## Task objective
In the records below, how many lines hold the string "region"? Give only the number.

Component data from apps and pages:
◆ ◆ ◆ ◆ ◆ ◆ ◆

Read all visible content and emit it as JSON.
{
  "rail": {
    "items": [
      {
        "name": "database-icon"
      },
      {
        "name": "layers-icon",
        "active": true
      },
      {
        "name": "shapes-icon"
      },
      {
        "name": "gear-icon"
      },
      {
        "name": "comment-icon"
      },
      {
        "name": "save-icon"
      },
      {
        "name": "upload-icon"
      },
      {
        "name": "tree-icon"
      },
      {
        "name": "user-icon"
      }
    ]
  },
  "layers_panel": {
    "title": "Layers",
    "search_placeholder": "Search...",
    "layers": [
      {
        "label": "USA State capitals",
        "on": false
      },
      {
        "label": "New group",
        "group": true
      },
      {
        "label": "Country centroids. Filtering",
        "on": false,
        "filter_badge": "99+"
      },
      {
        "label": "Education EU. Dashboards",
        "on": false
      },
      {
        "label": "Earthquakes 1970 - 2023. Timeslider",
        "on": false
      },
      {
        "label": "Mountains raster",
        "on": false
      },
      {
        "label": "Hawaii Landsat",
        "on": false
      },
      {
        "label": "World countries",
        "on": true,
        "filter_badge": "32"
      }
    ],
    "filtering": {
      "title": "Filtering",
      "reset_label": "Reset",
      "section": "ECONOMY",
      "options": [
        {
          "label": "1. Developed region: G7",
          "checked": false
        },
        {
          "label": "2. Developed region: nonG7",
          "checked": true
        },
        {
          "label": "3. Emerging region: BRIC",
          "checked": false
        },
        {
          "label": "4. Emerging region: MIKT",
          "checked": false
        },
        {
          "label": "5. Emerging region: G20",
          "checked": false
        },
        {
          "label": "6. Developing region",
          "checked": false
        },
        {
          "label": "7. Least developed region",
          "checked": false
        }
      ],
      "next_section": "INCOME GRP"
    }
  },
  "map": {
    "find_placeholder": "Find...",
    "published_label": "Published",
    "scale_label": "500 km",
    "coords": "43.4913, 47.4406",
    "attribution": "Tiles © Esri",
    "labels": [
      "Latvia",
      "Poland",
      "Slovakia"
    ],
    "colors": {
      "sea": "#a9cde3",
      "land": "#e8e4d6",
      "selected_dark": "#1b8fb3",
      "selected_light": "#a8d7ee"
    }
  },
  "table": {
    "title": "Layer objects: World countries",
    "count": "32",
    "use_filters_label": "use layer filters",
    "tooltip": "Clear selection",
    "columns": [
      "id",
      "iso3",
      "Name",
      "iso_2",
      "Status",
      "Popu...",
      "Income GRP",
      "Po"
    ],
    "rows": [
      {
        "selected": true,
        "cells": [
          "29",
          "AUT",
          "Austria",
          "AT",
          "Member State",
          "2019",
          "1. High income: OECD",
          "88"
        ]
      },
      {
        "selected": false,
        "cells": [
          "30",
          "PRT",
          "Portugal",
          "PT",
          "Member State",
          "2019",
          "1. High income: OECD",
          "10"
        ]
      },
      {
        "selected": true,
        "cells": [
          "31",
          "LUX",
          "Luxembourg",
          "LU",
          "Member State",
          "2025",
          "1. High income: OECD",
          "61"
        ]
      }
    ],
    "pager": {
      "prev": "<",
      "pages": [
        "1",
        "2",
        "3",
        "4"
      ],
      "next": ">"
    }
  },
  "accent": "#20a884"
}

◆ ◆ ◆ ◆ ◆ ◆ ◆

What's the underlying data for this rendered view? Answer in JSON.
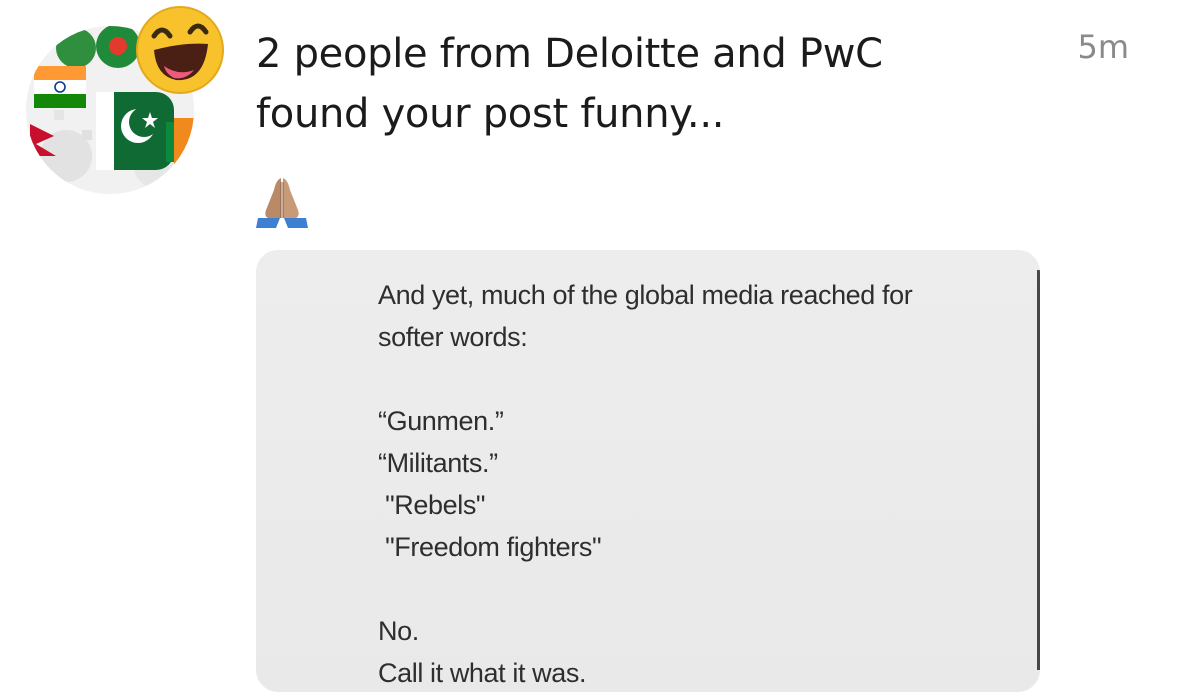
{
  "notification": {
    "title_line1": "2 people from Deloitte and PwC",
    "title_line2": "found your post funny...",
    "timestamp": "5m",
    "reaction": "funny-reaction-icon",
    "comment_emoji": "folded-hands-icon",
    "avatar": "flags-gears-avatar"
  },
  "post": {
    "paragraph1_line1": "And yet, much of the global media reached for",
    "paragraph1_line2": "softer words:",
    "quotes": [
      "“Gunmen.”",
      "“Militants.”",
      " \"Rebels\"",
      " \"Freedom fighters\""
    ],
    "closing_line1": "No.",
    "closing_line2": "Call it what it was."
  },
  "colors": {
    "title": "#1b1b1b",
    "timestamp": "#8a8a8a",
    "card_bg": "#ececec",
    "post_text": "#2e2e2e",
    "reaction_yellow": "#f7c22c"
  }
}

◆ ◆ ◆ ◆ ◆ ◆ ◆

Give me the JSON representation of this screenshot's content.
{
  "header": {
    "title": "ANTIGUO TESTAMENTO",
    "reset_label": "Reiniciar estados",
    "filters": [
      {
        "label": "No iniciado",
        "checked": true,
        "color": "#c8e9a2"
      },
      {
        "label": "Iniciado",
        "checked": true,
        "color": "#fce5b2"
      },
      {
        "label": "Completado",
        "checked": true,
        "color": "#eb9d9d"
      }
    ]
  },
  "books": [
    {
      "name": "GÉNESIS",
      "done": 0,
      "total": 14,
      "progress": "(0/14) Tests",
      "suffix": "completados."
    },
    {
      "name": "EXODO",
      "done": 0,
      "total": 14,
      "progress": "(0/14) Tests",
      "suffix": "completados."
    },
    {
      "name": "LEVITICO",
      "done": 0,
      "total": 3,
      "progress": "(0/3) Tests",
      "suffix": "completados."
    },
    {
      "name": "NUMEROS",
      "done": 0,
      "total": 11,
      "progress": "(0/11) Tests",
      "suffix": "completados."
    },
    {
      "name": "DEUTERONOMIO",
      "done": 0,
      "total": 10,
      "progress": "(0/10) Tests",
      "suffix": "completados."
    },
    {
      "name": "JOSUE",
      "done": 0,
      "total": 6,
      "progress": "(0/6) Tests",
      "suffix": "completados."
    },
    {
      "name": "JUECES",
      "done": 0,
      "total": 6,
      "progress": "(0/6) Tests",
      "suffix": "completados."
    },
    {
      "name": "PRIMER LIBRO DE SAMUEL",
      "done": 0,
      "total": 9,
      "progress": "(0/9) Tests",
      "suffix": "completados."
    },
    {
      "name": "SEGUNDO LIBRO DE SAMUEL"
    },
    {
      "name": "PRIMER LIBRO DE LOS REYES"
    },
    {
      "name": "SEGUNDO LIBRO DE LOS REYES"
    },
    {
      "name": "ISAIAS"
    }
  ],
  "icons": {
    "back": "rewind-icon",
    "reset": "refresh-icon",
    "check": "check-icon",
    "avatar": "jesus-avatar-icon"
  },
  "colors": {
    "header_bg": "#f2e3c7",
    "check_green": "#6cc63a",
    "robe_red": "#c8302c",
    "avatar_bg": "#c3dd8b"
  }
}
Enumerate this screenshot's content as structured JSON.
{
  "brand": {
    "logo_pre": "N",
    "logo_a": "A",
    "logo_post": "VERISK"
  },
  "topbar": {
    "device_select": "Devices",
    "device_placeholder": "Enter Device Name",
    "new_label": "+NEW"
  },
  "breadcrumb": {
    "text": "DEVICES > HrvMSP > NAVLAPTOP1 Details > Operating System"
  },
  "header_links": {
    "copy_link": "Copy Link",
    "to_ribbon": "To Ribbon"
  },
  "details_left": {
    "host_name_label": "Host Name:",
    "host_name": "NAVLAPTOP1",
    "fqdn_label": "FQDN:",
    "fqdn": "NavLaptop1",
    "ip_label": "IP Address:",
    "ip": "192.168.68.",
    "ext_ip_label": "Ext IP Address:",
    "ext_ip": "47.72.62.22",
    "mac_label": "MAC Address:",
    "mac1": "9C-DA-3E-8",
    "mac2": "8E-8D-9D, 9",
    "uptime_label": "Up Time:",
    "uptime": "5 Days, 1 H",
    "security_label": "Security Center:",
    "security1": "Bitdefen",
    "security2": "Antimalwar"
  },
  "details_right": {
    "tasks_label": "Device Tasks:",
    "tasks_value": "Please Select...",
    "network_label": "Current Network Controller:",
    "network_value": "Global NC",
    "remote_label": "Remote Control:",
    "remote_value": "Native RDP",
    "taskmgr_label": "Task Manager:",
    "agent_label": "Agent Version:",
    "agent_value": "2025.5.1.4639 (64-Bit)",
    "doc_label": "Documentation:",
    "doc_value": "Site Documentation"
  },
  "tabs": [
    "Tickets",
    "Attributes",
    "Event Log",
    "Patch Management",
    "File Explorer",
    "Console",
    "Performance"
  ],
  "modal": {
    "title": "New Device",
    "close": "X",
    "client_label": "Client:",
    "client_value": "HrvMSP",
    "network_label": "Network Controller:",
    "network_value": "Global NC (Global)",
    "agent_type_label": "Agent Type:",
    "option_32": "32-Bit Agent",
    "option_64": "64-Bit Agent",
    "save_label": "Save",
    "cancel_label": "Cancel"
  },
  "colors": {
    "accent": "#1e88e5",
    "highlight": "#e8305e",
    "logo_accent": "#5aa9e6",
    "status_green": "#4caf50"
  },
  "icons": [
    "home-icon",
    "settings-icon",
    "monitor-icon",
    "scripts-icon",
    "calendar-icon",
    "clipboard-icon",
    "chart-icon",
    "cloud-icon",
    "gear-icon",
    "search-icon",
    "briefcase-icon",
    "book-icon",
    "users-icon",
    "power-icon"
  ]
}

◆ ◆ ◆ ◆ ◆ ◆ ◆

## Reply to the exercise
7